Filed in the following archives
From one of our most accomplished and widely admired historians, a revelatory portrait of Benjamin Franklin’s youngest sister and a history of history itself. Like her brother, Jane Franklin was a passionate reader, a gifted writer, and an astonishingly shrewd political commentator. Unlike him, she was a mother of twelve.
Benjamin Franklin, who wrote more letters to his sister than he wrote to anyone else, was the original American self-made man; his sister spent her life caring for her children. They left very different traces behind. Making use of an amazing cache of little-studied material, including documents, objects, and portraits only just discovered, Jill Lepore brings Jane Franklin to life in a way that illuminates not only this one woman but an entire world—a world usually lost to history. Lepore’s life of Jane Franklin, with its strikingly original vantage on her remarkable brother, is at once a wholly different account of the founding of the United States and one of the great untold stories of American history and letters: a life unknown.

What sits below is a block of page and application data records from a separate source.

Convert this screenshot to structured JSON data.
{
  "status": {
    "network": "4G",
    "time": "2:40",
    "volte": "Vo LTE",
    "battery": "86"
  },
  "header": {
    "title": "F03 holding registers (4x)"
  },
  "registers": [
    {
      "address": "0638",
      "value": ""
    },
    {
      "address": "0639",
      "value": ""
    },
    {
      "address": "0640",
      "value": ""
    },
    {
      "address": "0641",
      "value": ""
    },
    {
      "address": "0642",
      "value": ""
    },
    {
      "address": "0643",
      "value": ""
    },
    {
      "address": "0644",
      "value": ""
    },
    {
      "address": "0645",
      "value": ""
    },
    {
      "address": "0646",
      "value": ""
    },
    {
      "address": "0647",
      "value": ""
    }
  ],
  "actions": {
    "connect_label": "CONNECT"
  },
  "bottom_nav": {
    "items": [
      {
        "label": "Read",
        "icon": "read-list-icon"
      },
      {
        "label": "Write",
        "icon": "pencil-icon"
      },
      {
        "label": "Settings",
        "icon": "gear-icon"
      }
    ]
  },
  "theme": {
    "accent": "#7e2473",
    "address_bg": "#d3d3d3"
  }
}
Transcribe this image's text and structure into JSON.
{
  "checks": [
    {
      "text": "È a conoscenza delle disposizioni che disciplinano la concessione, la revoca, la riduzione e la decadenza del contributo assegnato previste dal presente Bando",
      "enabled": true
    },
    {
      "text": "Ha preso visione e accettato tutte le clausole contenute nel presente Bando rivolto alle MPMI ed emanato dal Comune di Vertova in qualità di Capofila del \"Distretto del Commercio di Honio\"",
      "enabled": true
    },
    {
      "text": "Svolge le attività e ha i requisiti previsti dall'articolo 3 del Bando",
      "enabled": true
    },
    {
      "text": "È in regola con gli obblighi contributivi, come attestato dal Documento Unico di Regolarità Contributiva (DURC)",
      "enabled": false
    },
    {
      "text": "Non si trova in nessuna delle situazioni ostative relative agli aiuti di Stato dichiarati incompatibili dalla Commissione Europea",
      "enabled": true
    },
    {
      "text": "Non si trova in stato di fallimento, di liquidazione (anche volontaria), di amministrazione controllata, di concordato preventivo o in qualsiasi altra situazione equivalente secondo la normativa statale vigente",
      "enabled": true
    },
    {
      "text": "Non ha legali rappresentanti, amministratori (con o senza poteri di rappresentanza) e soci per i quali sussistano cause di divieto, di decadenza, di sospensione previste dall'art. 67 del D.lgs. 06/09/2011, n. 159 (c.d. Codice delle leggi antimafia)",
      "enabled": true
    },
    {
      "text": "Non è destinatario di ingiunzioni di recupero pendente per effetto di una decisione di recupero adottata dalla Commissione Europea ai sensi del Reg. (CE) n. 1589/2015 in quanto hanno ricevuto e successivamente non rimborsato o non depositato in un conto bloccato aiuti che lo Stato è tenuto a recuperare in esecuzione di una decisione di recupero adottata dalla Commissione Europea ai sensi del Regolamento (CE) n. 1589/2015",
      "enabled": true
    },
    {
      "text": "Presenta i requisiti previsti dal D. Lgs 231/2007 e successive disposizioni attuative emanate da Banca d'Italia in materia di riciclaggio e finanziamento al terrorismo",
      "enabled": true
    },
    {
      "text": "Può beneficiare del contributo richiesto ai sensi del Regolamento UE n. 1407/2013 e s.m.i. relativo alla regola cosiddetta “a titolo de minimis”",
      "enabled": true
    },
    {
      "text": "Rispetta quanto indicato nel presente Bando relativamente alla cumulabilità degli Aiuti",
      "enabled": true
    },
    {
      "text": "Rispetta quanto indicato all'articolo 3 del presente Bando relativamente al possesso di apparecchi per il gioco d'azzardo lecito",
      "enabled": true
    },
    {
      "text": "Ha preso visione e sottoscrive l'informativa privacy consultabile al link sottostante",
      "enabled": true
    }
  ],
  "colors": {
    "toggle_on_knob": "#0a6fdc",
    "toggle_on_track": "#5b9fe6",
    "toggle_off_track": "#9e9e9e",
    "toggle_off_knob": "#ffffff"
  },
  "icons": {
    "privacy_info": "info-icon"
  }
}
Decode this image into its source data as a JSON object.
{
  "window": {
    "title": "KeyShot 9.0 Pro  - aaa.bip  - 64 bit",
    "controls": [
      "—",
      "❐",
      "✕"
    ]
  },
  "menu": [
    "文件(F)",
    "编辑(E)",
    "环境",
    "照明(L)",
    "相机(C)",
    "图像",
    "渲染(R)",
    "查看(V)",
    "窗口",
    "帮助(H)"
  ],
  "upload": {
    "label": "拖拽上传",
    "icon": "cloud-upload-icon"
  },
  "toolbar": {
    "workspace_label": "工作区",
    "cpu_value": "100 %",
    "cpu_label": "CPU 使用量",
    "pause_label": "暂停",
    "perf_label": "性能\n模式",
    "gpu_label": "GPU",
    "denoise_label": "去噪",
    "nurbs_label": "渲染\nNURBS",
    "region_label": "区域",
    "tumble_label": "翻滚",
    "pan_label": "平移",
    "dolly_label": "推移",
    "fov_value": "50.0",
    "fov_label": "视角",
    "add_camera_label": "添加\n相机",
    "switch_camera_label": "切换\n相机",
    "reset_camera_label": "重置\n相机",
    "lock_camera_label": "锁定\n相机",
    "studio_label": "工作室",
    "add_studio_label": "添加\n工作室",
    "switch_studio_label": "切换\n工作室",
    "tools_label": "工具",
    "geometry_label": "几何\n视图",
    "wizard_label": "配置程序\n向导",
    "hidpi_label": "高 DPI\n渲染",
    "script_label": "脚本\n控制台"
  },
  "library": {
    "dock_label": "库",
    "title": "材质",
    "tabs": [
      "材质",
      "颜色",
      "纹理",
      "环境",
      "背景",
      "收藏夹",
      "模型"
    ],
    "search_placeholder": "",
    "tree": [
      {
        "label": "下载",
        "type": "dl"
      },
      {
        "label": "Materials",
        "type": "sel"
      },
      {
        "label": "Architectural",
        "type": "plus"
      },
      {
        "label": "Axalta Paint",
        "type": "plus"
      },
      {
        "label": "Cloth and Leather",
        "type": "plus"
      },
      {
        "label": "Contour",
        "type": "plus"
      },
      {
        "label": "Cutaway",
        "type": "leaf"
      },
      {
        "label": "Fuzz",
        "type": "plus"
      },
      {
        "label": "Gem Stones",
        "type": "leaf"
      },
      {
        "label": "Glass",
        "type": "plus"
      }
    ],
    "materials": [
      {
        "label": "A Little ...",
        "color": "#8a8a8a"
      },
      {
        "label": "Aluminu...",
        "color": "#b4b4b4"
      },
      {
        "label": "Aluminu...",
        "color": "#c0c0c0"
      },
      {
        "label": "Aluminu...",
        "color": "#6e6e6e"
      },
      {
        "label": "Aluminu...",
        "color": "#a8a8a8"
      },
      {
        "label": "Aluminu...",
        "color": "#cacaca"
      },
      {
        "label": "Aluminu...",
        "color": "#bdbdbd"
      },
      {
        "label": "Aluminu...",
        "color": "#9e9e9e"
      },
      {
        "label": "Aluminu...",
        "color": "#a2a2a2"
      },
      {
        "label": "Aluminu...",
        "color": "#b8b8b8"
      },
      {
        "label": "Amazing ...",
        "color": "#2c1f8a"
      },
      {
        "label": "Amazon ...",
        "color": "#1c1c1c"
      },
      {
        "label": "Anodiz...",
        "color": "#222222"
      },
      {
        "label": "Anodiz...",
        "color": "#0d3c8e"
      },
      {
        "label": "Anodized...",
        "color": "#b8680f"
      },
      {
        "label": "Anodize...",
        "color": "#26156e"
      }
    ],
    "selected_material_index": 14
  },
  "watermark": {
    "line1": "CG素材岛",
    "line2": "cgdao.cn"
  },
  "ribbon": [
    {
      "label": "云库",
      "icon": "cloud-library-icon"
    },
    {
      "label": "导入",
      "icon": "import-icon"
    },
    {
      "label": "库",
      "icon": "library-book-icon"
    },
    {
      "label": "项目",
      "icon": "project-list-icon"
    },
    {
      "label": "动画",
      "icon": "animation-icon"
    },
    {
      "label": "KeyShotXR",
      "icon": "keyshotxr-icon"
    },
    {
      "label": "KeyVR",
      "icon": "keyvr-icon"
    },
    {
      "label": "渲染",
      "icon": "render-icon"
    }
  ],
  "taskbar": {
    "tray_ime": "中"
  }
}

Using period spelling and reproductions of archival documents, Jill Lepore gives us a book about books: the paper and the binding, the letters, the printing, the printer. In writing about Jane Mecom, the younger sister of Benjamin Franklin, Lepore investigates how history is written and considers the silence of material that does not exist. The reader is allowed into Mecom’s parlor, where we share her sorrows and yearnings, and hear the shots of revolution outside her window.